People often ask me for advice about reverse mortgages. They hear that with a reverse mortgage the bank pays you instead of your paying the bank, and that sounds good to them. Here is the advice I give them: if you want your children or other loved ones to inherit your home, do not get a reverse mortgage. If you don’t mind having your home go to the bank rather than to your children when you die, then it might be ok to get a reverse mortgage.
The name “reverse mortgage” is not accurate. A more accurate name would be “anaconda mortgage,” because like the anaconda snake, a reverse mortgage will usually swallow up your home, so that it cannot be left to your children as an inheritance.
A reverse mortgage requires that all the owners of the home be at least 62 years old. You can choose to receive a lump sum loan, a loan that comes to you in monthly installments, a line of credit, or a combination of the three. The bank does not “pay” you. You are borrowing money, the same as with any other mortgage. The difference is that you do not have to make any payments to the bank until you are no longer living in the home. The bank charges large fees when you first get the reverse mortgage, and charges you interest and fees every month. Since you are not making payments, the bank is earning compound interest. The interest and fees you are not paying are added to your loan every month, the interest amount increases every month, and you owe the bank more and more every month. It is amazing how quickly the balance owing grows to a large amount.

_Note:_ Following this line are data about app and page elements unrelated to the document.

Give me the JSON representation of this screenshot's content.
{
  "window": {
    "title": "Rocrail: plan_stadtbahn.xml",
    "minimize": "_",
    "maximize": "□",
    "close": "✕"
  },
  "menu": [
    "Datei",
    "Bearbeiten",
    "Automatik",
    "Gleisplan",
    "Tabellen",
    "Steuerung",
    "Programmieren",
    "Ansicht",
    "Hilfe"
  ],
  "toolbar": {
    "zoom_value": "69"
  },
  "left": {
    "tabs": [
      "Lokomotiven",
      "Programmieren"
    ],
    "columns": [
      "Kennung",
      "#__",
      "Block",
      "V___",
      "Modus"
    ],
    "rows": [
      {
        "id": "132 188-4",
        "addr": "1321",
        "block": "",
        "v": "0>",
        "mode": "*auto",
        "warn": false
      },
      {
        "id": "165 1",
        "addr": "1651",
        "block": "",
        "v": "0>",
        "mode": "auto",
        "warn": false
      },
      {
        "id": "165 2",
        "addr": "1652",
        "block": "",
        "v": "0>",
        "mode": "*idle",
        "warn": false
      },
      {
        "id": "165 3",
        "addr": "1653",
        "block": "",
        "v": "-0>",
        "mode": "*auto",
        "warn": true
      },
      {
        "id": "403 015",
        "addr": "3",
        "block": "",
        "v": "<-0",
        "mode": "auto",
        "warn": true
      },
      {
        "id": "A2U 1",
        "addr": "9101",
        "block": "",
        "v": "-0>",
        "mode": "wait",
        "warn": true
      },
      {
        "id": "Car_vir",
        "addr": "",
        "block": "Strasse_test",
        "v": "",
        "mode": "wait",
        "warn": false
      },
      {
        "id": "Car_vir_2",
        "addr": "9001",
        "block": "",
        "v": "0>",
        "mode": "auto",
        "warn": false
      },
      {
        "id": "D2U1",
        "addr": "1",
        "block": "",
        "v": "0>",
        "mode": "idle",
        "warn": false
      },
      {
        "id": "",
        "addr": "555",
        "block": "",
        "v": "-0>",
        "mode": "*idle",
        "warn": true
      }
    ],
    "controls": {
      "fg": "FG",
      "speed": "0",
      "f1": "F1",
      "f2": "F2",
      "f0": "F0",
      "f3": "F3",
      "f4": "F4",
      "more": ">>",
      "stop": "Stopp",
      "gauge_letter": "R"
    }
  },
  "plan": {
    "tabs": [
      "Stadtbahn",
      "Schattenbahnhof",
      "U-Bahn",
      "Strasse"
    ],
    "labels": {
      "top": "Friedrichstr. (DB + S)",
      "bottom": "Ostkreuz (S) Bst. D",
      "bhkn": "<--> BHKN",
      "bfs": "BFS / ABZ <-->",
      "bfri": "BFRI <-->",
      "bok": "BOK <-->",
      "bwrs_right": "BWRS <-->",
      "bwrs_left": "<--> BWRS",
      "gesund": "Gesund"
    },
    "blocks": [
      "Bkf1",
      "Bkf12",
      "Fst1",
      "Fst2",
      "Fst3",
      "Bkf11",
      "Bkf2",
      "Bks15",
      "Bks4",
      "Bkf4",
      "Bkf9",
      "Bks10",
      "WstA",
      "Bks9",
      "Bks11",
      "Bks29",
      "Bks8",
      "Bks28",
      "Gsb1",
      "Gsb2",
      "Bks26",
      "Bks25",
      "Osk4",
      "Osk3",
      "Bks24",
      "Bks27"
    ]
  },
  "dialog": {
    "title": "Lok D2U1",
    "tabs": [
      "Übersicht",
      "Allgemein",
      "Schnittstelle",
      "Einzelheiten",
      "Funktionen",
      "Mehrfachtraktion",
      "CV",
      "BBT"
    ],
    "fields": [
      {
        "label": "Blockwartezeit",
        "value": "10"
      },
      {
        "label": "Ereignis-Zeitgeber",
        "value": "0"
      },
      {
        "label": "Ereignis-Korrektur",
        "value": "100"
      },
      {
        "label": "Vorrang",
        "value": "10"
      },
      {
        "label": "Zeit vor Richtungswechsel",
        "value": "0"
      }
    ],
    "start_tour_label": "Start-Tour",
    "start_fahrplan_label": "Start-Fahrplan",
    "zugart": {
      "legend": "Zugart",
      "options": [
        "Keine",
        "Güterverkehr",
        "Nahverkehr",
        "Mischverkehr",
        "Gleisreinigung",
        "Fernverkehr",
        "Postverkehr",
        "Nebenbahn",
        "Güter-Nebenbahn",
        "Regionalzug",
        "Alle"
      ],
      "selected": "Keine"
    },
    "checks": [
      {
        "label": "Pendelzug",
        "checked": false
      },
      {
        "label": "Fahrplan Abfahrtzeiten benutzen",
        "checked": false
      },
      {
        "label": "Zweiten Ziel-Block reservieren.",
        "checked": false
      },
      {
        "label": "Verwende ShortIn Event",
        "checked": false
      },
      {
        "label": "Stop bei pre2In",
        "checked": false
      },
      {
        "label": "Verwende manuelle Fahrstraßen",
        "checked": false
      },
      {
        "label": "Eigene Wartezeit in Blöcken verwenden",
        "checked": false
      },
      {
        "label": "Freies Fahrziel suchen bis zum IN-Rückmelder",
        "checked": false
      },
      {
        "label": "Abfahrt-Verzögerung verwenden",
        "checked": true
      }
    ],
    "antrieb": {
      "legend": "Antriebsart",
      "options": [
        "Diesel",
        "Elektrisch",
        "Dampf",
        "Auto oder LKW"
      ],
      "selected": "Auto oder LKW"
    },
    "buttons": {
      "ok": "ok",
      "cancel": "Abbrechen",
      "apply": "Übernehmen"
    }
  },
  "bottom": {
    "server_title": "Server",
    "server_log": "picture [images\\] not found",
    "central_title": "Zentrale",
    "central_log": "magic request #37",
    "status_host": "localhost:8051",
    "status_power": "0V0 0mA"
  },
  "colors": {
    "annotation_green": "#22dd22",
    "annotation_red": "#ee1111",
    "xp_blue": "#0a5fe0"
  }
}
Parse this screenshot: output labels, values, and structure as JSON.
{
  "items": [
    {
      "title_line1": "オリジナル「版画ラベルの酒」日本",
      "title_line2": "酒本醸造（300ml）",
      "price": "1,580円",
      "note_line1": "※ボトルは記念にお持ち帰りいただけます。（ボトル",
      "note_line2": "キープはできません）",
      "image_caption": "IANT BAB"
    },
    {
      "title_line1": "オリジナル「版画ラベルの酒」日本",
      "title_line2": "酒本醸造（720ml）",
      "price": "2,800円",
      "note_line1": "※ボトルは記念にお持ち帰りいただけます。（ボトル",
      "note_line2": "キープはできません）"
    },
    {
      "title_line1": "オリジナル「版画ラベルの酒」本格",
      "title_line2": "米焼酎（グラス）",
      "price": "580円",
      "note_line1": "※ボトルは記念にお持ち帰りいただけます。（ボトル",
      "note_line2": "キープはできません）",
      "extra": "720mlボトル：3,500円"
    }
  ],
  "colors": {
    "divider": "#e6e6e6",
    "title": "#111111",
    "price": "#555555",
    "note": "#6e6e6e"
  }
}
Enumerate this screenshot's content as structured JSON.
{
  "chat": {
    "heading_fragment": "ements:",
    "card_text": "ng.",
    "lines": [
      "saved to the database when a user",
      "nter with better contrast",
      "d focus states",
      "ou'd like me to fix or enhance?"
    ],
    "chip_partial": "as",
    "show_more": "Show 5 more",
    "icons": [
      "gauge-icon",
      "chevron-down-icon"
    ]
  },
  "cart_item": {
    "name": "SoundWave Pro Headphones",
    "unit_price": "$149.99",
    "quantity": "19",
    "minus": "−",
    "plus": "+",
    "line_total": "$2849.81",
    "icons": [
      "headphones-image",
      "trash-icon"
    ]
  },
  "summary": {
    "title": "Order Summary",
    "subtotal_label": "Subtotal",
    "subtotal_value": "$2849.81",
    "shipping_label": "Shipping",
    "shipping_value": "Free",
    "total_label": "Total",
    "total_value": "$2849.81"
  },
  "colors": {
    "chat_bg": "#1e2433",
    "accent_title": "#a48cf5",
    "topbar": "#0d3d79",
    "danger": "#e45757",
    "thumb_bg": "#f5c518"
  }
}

If you die or move out of your home, the entire loan balance must be paid. If a husband and wife have a reverse mortgage together, when both of them die or move out of the house, the entire balance must be paid. Many times, the loan balance is so large that the children cannot afford to pay it off. The bank then forecloses on the mortgage. Often, the bank ends up owning the home. The bank can then sell the home at a profit, and keep all the profit, in addition to the interest and fees that were charged. The children get nothing.
Also, a reverse mortgage makes it impossible to protect your home from nursing home costs. One of the best ways to protect your home from nursing home costs is to transfer it to an irrevocable trust for your children, and to keep a life estate in the property. A reverse mortgage does not allow you to use this asset protection technique. Also, with a reverse mortgage, if you have to go into a nursing home, the bank will demand that you pay the entire balance of the loan. Since you will probably not be able to pay off the reverse mortgage, you either have to sell the home, or the bank will foreclose. When your home is sold, the reverse mortgage could eat up all of the money from the sale. If it doesn’t, then the bank will take everything that is owed them, and you will end up with some cash. That cash will disqualify your from Medicaid (unlike a life estate in the home, which would have been an exempt asset).
If you absolutely need more income to survive, before getting a reverse mortgage, see if your children or other loved ones would be willing to buy a remainder interest in your home, with your keeping the right to live in the home. You could charge a low interest rate, much lower than the bank would, and have your children pay a monthly amount, without any down payment. If they could afford to do that, you could have your increased income, and they could end up with the home at a low cost.
© OKURA & ASSOCIATES, 2011